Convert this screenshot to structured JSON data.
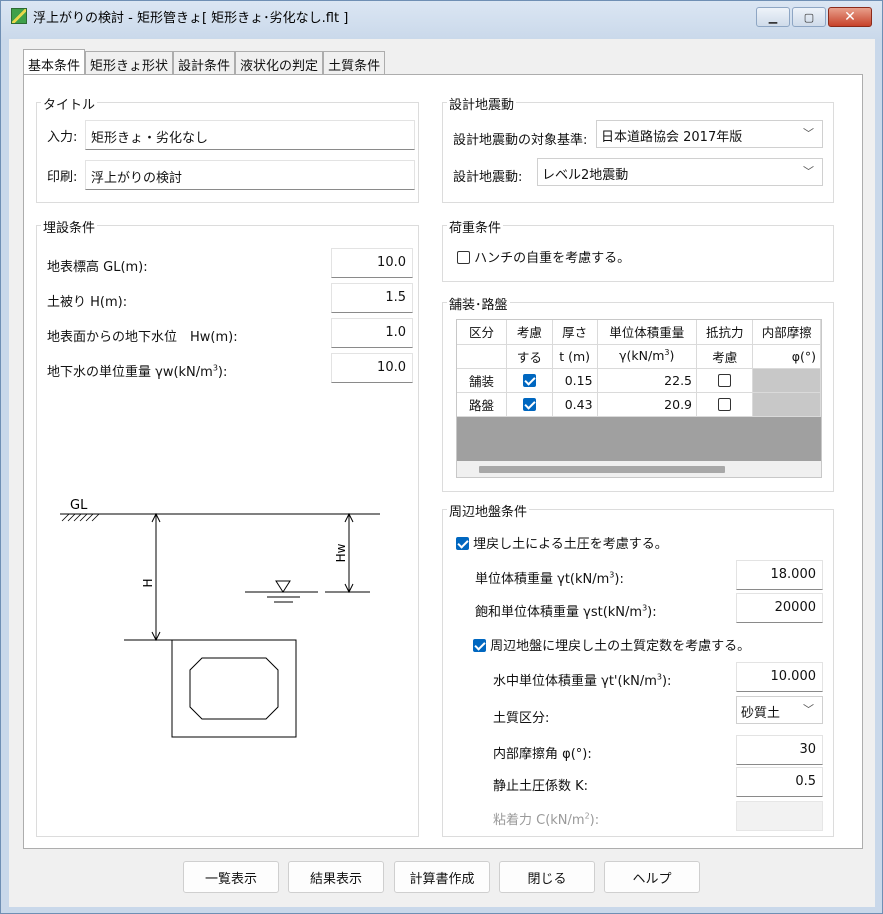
{
  "window": {
    "title": "浮上がりの検討 - 矩形管きょ[ 矩形きょ･劣化なし.flt ]",
    "minimize_icon": "minimize-icon",
    "maximize_icon": "maximize-icon",
    "close_icon": "close-icon"
  },
  "tabs": [
    "基本条件",
    "矩形きょ形状",
    "設計条件",
    "液状化の判定",
    "土質条件"
  ],
  "title_group": {
    "label": "タイトル",
    "input_label": "入力:",
    "input_value": "矩形きょ・劣化なし",
    "print_label": "印刷:",
    "print_value": "浮上がりの検討"
  },
  "seismic": {
    "label": "設計地震動",
    "standard_label": "設計地震動の対象基準:",
    "standard_value": "日本道路協会 2017年版",
    "motion_label": "設計地震動:",
    "motion_value": "レベル2地震動"
  },
  "burial": {
    "label": "埋設条件",
    "gl_label": "地表標高 GL(m):",
    "gl_value": "10.0",
    "cover_label": "土被り H(m):",
    "cover_value": "1.5",
    "water_label": "地表面からの地下水位　Hw(m):",
    "water_value": "1.0",
    "unitweight_label": "地下水の単位重量 γw(kN/m",
    "unitweight_sup": "3",
    "unitweight_tail": "):",
    "unitweight_value": "10.0"
  },
  "load": {
    "label": "荷重条件",
    "haunch_label": "ハンチの自重を考慮する。",
    "haunch_checked": false
  },
  "pavement": {
    "label": "舗装･路盤",
    "header1": [
      "区分",
      "考慮",
      "厚さ",
      "単位体積重量",
      "抵抗力",
      "内部摩擦"
    ],
    "header2": [
      "",
      "する",
      "t (m)",
      "γ(kN/m",
      "考慮",
      "φ(°)"
    ],
    "header2_sup": "3",
    "rows": [
      {
        "name": "舗装",
        "consider": true,
        "t": "0.15",
        "gamma": "22.5",
        "resist": false
      },
      {
        "name": "路盤",
        "consider": true,
        "t": "0.43",
        "gamma": "20.9",
        "resist": false
      }
    ]
  },
  "surround": {
    "label": "周辺地盤条件",
    "backfill_label": "埋戻し土による土圧を考慮する。",
    "backfill_checked": true,
    "gt_label": "単位体積重量 γt(kN/m",
    "gt_value": "18.000",
    "gst_label": "飽和単位体積重量 γst(kN/m",
    "gst_value": "20000",
    "sup": "3",
    "tail": "):",
    "soilconst_label": "周辺地盤に埋戻し土の土質定数を考慮する。",
    "soilconst_checked": true,
    "gt2_label": "水中単位体積重量 γt'(kN/m",
    "gt2_value": "10.000",
    "soiltype_label": "土質区分:",
    "soiltype_value": "砂質土",
    "phi_label": "内部摩擦角 φ(°):",
    "phi_value": "30",
    "k_label": "静止土圧係数 K:",
    "k_value": "0.5",
    "c_label": "粘着力 C(kN/m",
    "c_sup": "2",
    "c_value": ""
  },
  "diagram": {
    "gl": "GL",
    "h": "H",
    "hw": "Hw"
  },
  "buttons": [
    "一覧表示",
    "結果表示",
    "計算書作成",
    "閉じる",
    "ヘルプ"
  ]
}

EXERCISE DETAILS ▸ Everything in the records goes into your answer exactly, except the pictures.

ANSWER TO THE PROBLEM ▸
Convert this screenshot to structured JSON data.
{
  "window": {
    "title": "浮上がりの検討 - 矩形管きょ[ 矩形きょ･劣化なし.flt ]",
    "minimize_icon": "minimize-icon",
    "maximize_icon": "maximize-icon",
    "close_icon": "close-icon"
  },
  "tabs": [
    "基本条件",
    "矩形きょ形状",
    "設計条件",
    "液状化の判定",
    "土質条件"
  ],
  "title_group": {
    "label": "タイトル",
    "input_label": "入力:",
    "input_value": "矩形きょ・劣化なし",
    "print_label": "印刷:",
    "print_value": "浮上がりの検討"
  },
  "seismic": {
    "label": "設計地震動",
    "standard_label": "設計地震動の対象基準:",
    "standard_value": "日本道路協会 2017年版",
    "motion_label": "設計地震動:",
    "motion_value": "レベル2地震動"
  },
  "burial": {
    "label": "埋設条件",
    "gl_label": "地表標高 GL(m):",
    "gl_value": "10.0",
    "cover_label": "土被り H(m):",
    "cover_value": "1.5",
    "water_label": "地表面からの地下水位　Hw(m):",
    "water_value": "1.0",
    "unitweight_label": "地下水の単位重量 γw(kN/m",
    "unitweight_sup": "3",
    "unitweight_tail": "):",
    "unitweight_value": "10.0"
  },
  "load": {
    "label": "荷重条件",
    "haunch_label": "ハンチの自重を考慮する。",
    "haunch_checked": false
  },
  "pavement": {
    "label": "舗装･路盤",
    "header1": [
      "区分",
      "考慮",
      "厚さ",
      "単位体積重量",
      "抵抗力",
      "内部摩擦"
    ],
    "header2": [
      "",
      "する",
      "t (m)",
      "γ(kN/m",
      "考慮",
      "φ(°)"
    ],
    "header2_sup": "3",
    "rows": [
      {
        "name": "舗装",
        "consider": true,
        "t": "0.15",
        "gamma": "22.5",
        "resist": false
      },
      {
        "name": "路盤",
        "consider": true,
        "t": "0.43",
        "gamma": "20.9",
        "resist": false
      }
    ]
  },
  "surround": {
    "label": "周辺地盤条件",
    "backfill_label": "埋戻し土による土圧を考慮する。",
    "backfill_checked": true,
    "gt_label": "単位体積重量 γt(kN/m",
    "gt_value": "18.000",
    "gst_label": "飽和単位体積重量 γst(kN/m",
    "gst_value": "20000",
    "sup": "3",
    "tail": "):",
    "soilconst_label": "周辺地盤に埋戻し土の土質定数を考慮する。",
    "soilconst_checked": true,
    "gt2_label": "水中単位体積重量 γt'(kN/m",
    "gt2_value": "10.000",
    "soiltype_label": "土質区分:",
    "soiltype_value": "砂質土",
    "phi_label": "内部摩擦角 φ(°):",
    "phi_value": "30",
    "k_label": "静止土圧係数 K:",
    "k_value": "0.5",
    "c_label": "粘着力 C(kN/m",
    "c_sup": "2",
    "c_value": ""
  },
  "diagram": {
    "gl": "GL",
    "h": "H",
    "hw": "Hw"
  },
  "buttons": [
    "一覧表示",
    "結果表示",
    "計算書作成",
    "閉じる",
    "ヘルプ"
  ]
}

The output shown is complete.